It is sensible for governments to involve themselves in finding ways for these young people to find a path back to contributing to society and living good lives. One of the ways the Labor government found was Youth Connections. Youth Connections is incredibly cost-effective. In my community, the cost is about $700,000 a year for Youth Connections through Parramatta, Campbelltown, Bankstown, St George and Liverpool-Fairfield. It is incredibly effective. It assists up to 200 kids—in fact, it is now 215 children—even though it is only funded for 195. It finds young people who have lost their way, and it is voluntary for those young people to get involved in those programs. Sometimes those young people are involved for up to two years. The success rate of Youth Connections is extraordinary. Two years after these young people have found their way into Youth Connections and gone through the program and left, 80 per cent of them are still either studying or in work. These young people are the most vulnerable, most at risk, group in our community and 80 per cent of them are still in work or study two years after they have left the program. That is an extraordinary achievement. I worked it out once based on the entire number—it is about $3,500 per young person. If you only look at the success rate it is a bit more than that, but it is incredibly cost-effective if you are talking about getting young people who are heading towards lives of homelessness and substantial periods of unemployment or crime back onto a path where they contribute to society.

We have heard some extraordinary statements from government members. The member for Lyons said it was the Labor Party that brought down the 2014-15 budget. We are not taking credit for that dud; we are not taking credit for the 2014-15 budget. There is no doubt that what was in the 2014-15 budget was a product of the government—it was the government's budget, not the opposition's budget, and it did not include funding to continue the partnership which had been in place up until the end of 2014. I have no doubt the next speaker will try to make the same point, so I will make this clear. Partnership agreements between state and federal governments are negotiated for a number of years and then towards the end of those partnership agreements they are renegotiated. During the renegotiation phase, because you do not really want to play your hand and you do not want to go out there and say what the figures are, the figures do not have their own budget line for the period beyond the agreement. This is for obvious reasons—it is very similar to a commercial arrangement; you would not suddenly stick 'this is what we are offering you' up in front. You just do not do that. You hold those figures back.
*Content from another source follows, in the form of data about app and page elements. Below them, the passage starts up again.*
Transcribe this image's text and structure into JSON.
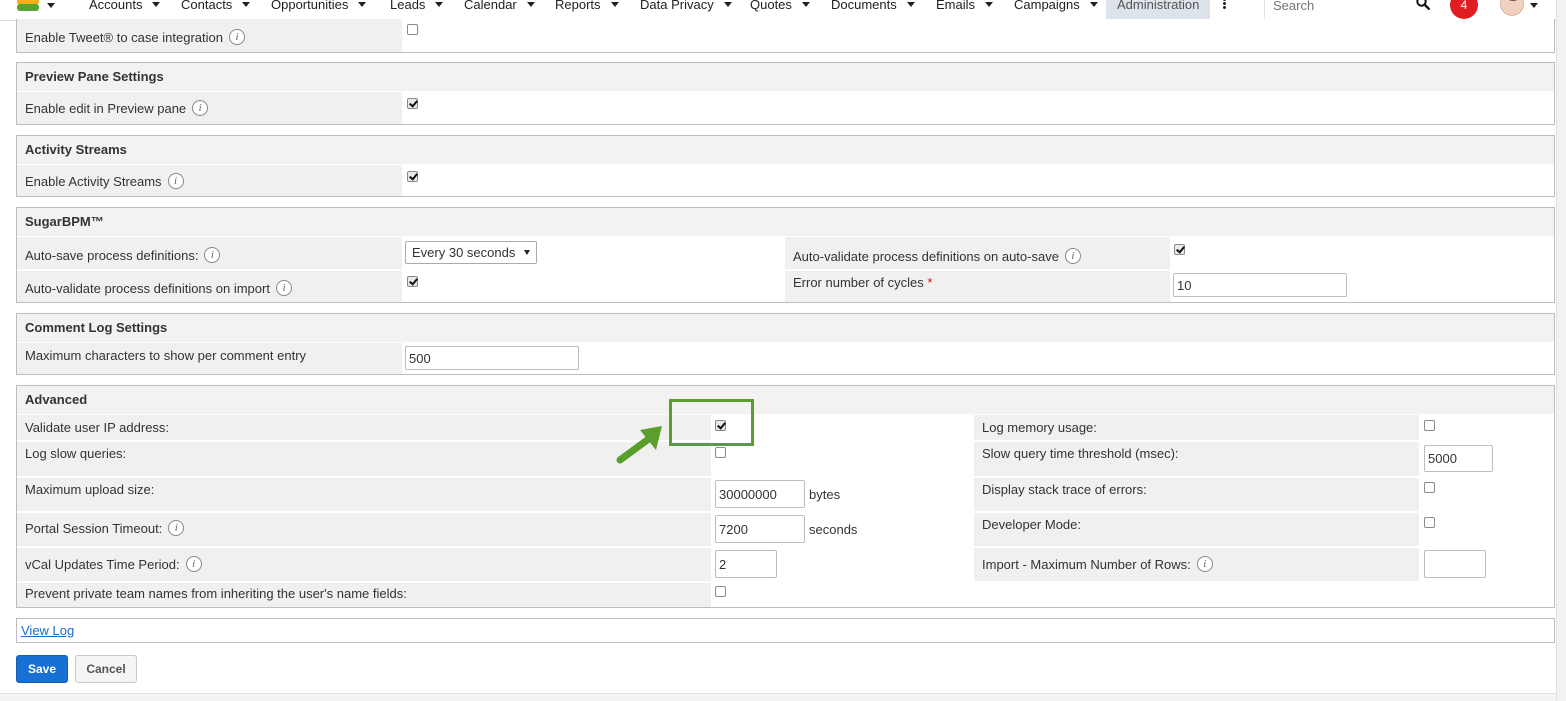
{
  "nav": {
    "items": [
      "Accounts",
      "Contacts",
      "Opportunities",
      "Leads",
      "Calendar",
      "Reports",
      "Data Privacy",
      "Quotes",
      "Documents",
      "Emails",
      "Campaigns"
    ],
    "active": "Administration",
    "search_placeholder": "Search",
    "notification_count": "4"
  },
  "tweet_row": {
    "label": "Enable Tweet® to case integration",
    "checked": false
  },
  "preview_pane": {
    "title": "Preview Pane Settings",
    "edit_label": "Enable edit in Preview pane",
    "edit_checked": true
  },
  "activity_streams": {
    "title": "Activity Streams",
    "enable_label": "Enable Activity Streams",
    "enable_checked": true
  },
  "sugarbpm": {
    "title": "SugarBPM™",
    "autosave_label": "Auto-save process definitions:",
    "autosave_value": "Every 30 seconds",
    "autovalidate_autosave_label": "Auto-validate process definitions on auto-save",
    "autovalidate_autosave_checked": true,
    "autovalidate_import_label": "Auto-validate process definitions on import",
    "autovalidate_import_checked": true,
    "error_cycles_label": "Error number of cycles",
    "error_cycles_required": "*",
    "error_cycles_value": "10"
  },
  "comment_log": {
    "title": "Comment Log Settings",
    "max_chars_label": "Maximum characters to show per comment entry",
    "max_chars_value": "500"
  },
  "advanced": {
    "title": "Advanced",
    "validate_ip_label": "Validate user IP address:",
    "validate_ip_checked": true,
    "log_memory_label": "Log memory usage:",
    "log_memory_checked": false,
    "log_slow_label": "Log slow queries:",
    "log_slow_checked": false,
    "slow_threshold_label": "Slow query time threshold (msec):",
    "slow_threshold_value": "5000",
    "max_upload_label": "Maximum upload size:",
    "max_upload_value": "30000000",
    "max_upload_unit": "bytes",
    "stack_trace_label": "Display stack trace of errors:",
    "stack_trace_checked": false,
    "portal_timeout_label": "Portal Session Timeout:",
    "portal_timeout_value": "7200",
    "portal_timeout_unit": "seconds",
    "developer_mode_label": "Developer Mode:",
    "developer_mode_checked": false,
    "vcal_label": "vCal Updates Time Period:",
    "vcal_value": "2",
    "import_max_rows_label": "Import - Maximum Number of Rows:",
    "import_max_rows_value": "",
    "private_team_label": "Prevent private team names from inheriting the user's name fields:",
    "private_team_checked": false
  },
  "view_log": "View Log",
  "buttons": {
    "save": "Save",
    "cancel": "Cancel"
  },
  "colors": {
    "accent": "#1870d5",
    "highlight": "#5a9e2b",
    "notification": "#e01e22"
  }
}
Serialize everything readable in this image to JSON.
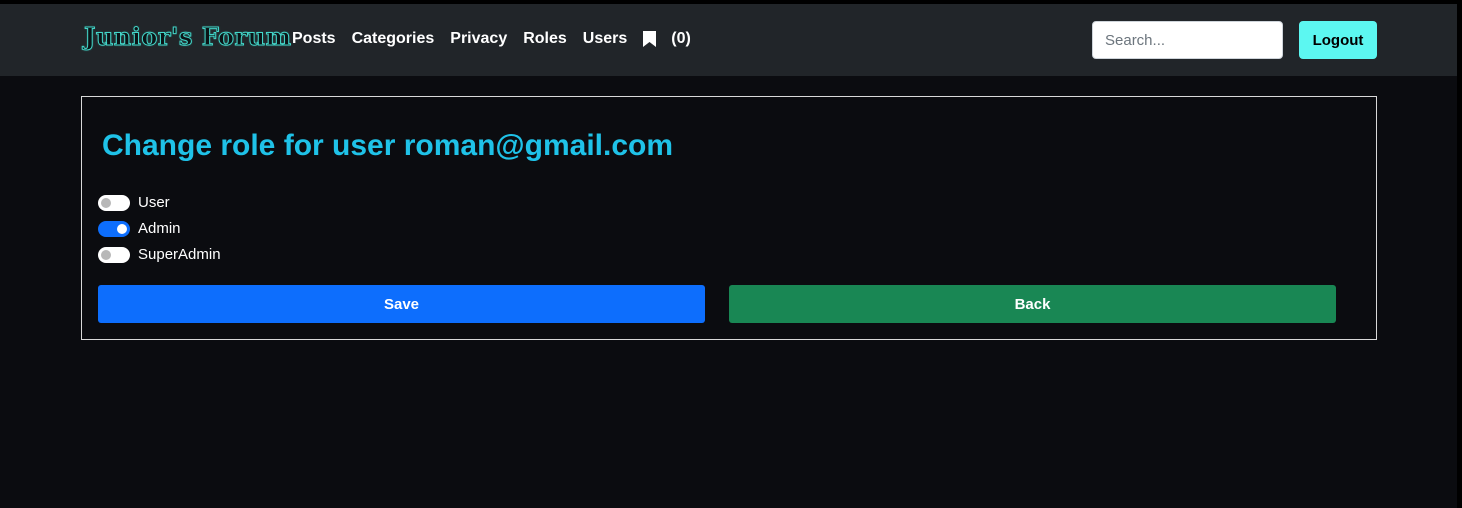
{
  "brand": {
    "name": "Junior's Forum"
  },
  "nav": {
    "links": [
      "Posts",
      "Categories",
      "Privacy",
      "Roles",
      "Users"
    ],
    "bookmark_icon": "bookmark-icon",
    "bookmark_count": "(0)"
  },
  "search": {
    "placeholder": "Search..."
  },
  "logout": {
    "label": "Logout"
  },
  "form": {
    "title": "Change role for user roman@gmail.com",
    "roles": [
      {
        "label": "User",
        "checked": false
      },
      {
        "label": "Admin",
        "checked": true
      },
      {
        "label": "SuperAdmin",
        "checked": false
      }
    ],
    "save_label": "Save",
    "back_label": "Back"
  },
  "colors": {
    "navbar": "#212529",
    "background": "#0b0c10",
    "title": "#1fc2e8",
    "save": "#0d6efd",
    "back": "#198754",
    "logout": "#5cf7f1"
  }
}
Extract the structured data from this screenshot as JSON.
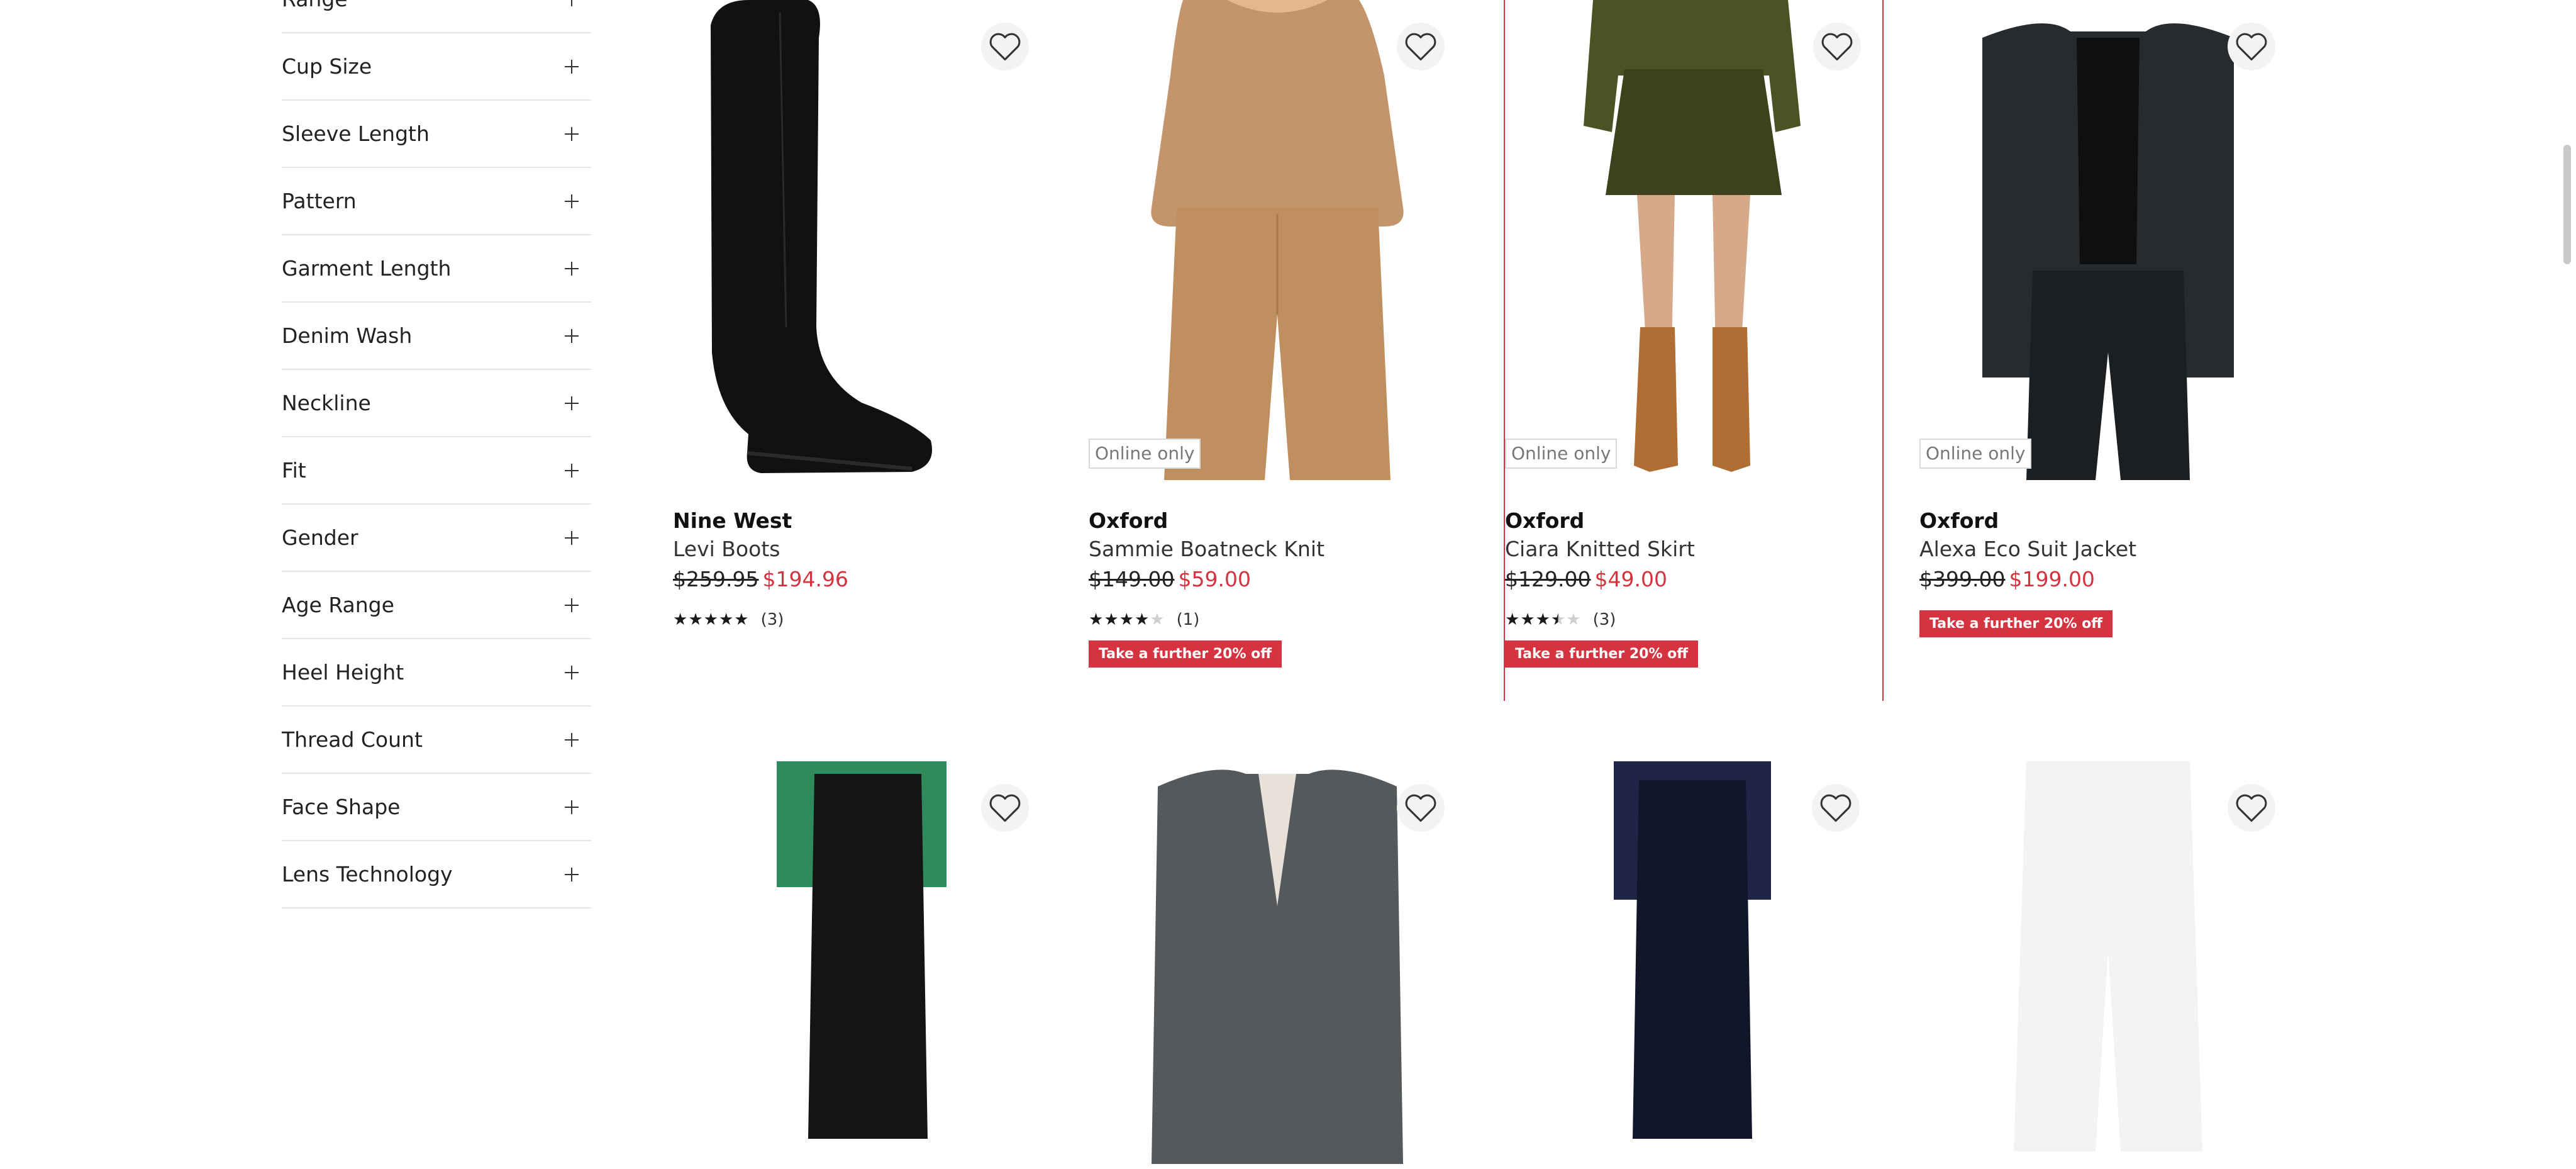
{
  "filters": [
    {
      "label": "Range"
    },
    {
      "label": "Cup Size"
    },
    {
      "label": "Sleeve Length"
    },
    {
      "label": "Pattern"
    },
    {
      "label": "Garment Length"
    },
    {
      "label": "Denim Wash"
    },
    {
      "label": "Neckline"
    },
    {
      "label": "Fit"
    },
    {
      "label": "Gender"
    },
    {
      "label": "Age Range"
    },
    {
      "label": "Heel Height"
    },
    {
      "label": "Thread Count"
    },
    {
      "label": "Face Shape"
    },
    {
      "label": "Lens Technology"
    }
  ],
  "products": [
    {
      "brand": "Nine West",
      "name": "Levi Boots",
      "was": "$259.95",
      "now": "$194.96",
      "rating": 5,
      "review_count": "(3)",
      "online_only": "",
      "promo": ""
    },
    {
      "brand": "Oxford",
      "name": "Sammie Boatneck Knit",
      "was": "$149.00",
      "now": "$59.00",
      "rating": 4,
      "review_count": "(1)",
      "online_only": "Online only",
      "promo": "Take a further 20% off"
    },
    {
      "brand": "Oxford",
      "name": "Ciara Knitted Skirt",
      "was": "$129.00",
      "now": "$49.00",
      "rating": 3.5,
      "review_count": "(3)",
      "online_only": "Online only",
      "promo": "Take a further 20% off"
    },
    {
      "brand": "Oxford",
      "name": "Alexa Eco Suit Jacket",
      "was": "$399.00",
      "now": "$199.00",
      "rating": null,
      "review_count": "",
      "online_only": "Online only",
      "promo": "Take a further 20% off"
    }
  ],
  "icons": {
    "filter_expand": "plus-icon",
    "wishlist": "heart-outline-icon",
    "rating": "star-icon"
  },
  "colors": {
    "sale_price": "#d4333f",
    "promo_badge": "#d4333f",
    "highlight_border": "#d4333f"
  }
}
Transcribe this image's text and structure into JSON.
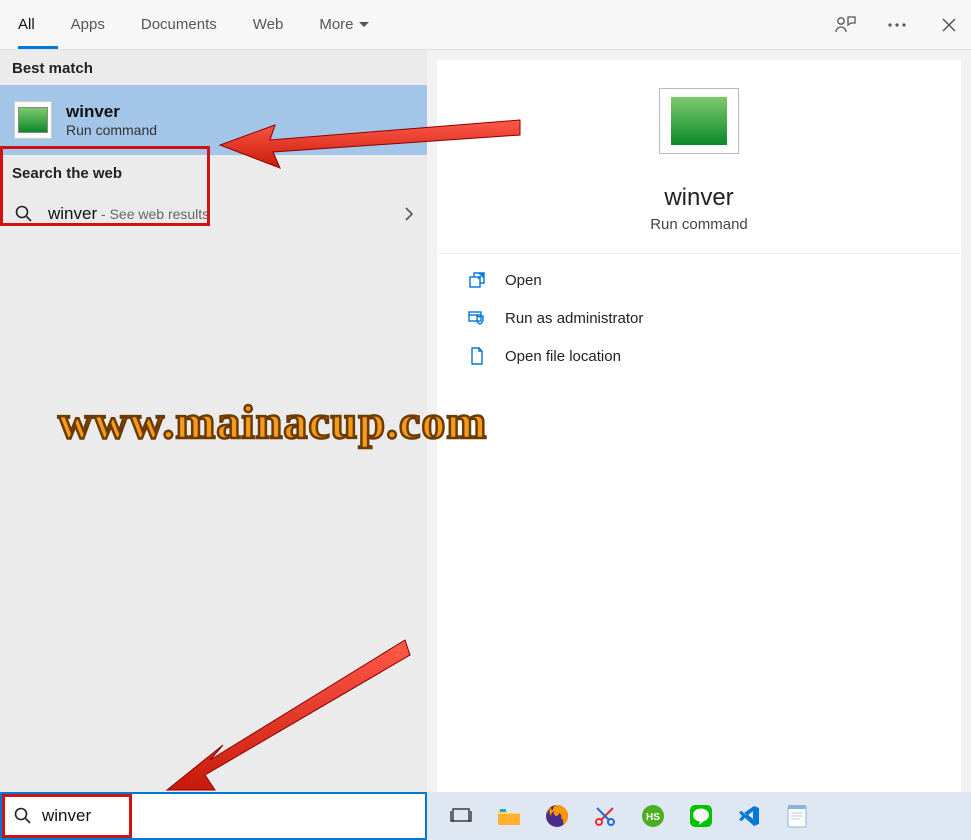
{
  "tabs": {
    "all": "All",
    "apps": "Apps",
    "documents": "Documents",
    "web": "Web",
    "more": "More"
  },
  "sections": {
    "best_match": "Best match",
    "search_web": "Search the web"
  },
  "best_match_item": {
    "title": "winver",
    "subtitle": "Run command"
  },
  "web_result": {
    "term": "winver",
    "suffix": " - See web results"
  },
  "preview": {
    "title": "winver",
    "subtitle": "Run command"
  },
  "actions": {
    "open": "Open",
    "run_admin": "Run as administrator",
    "open_location": "Open file location"
  },
  "search": {
    "value": "winver"
  },
  "watermark": "www.mainacup.com"
}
There are things, by the way, that are not in the government's budget. Paid parental leave, for example, does not have its own line in the budget but no-one is suggesting that the government has not included it in the budget. (Time expired)